Dore and Burrard were returned at the next two general elections, and in 1705 Dore was joined by Burrard’s son, Paul II. Dore died before the Parliament met and at the ensuing by-election was replaced by Charles Powlett II, Marquess of Winchester, son of the 2nd Duke of Bolton. Paul Burrard II continued to hold the seat in 1708, but Winchester transferred to the county, his seat being taken by Richard Chaundler, a Wiltshire landowner and the Duke of Bolton’s nominee. The 1710 election was contested: two Tories, John Walter and William Forbes (apparently a Scot), stood on the popular vote against Burrard and Lord William Powlett, the Duke of Bolton’s brother, who as one of the managers of Sacheverell’s impeachment had retired from Winchester, which he usually represented, to the comparative safety of Lymington. After their defeat, Walter and Forbes petitioned on 1 Dec. 1710, alleging that the mayor had refused ‘to take the petitioners’ legal votes, or to give them a copy of the poll; and he, and divers burgesses, used many illegal practices’. When the elections committee presented their report on 11 Jan. 1711 it was revealed that Walter and Forbes had only received seven votes each from the freemen, but the ‘populace polled themselves out of the Hall, and 87 voted for the petitioners only’. One of the witnesses for the petitioners said there were ‘about 70 burgesses, of which 15 or 16 are inhabitants; and there are near 100 other housekeepers, inhabitants, who are not burgesses, but are generally in as good condition as the burgesses’. The committee decided as usual that the right of election lay in the freemen only and that Powlett and Burrard had been duly elected. After a division on the question of agreeing with the resolution on the franchise had gone in favour of the committee, the House concurred. In 1713 Powlett was returned again, but Burrard stood down to make way for another Bolton nominee, Sir Joseph Jekyll, one of the Junto’s most prominent spokesmen in the Commons. The Powlett–Burrard alliance continued to control the borough after 1715.4

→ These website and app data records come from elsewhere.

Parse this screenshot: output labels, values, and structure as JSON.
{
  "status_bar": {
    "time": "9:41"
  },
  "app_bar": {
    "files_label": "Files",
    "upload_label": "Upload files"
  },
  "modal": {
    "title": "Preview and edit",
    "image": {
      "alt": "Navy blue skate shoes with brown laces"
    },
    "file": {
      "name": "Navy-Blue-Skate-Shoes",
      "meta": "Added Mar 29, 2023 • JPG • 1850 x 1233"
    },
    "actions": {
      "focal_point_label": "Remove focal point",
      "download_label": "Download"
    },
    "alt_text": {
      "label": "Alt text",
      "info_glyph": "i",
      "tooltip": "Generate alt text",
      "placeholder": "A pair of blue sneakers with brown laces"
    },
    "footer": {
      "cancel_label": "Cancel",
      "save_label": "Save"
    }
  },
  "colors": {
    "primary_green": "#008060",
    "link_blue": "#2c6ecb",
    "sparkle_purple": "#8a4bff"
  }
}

Author: Paula Watson


  • 1. E. King, Old Times Re-Visited, Lymington, 86–87.
  • 2. S. Burrard, Annals of Walhampton, 8–15, 25.
  • 3. Bolton mss at Bolton Hall, D22, Lord William Powlett to Mq. of Winchester, 28 Sept. 1698.
  • 4. SRO, Mar and Kellie mss GD124/15/1020/4, Dunbar to Ld. Grange (Hon. James Erskine†), 19 Dec. 1710.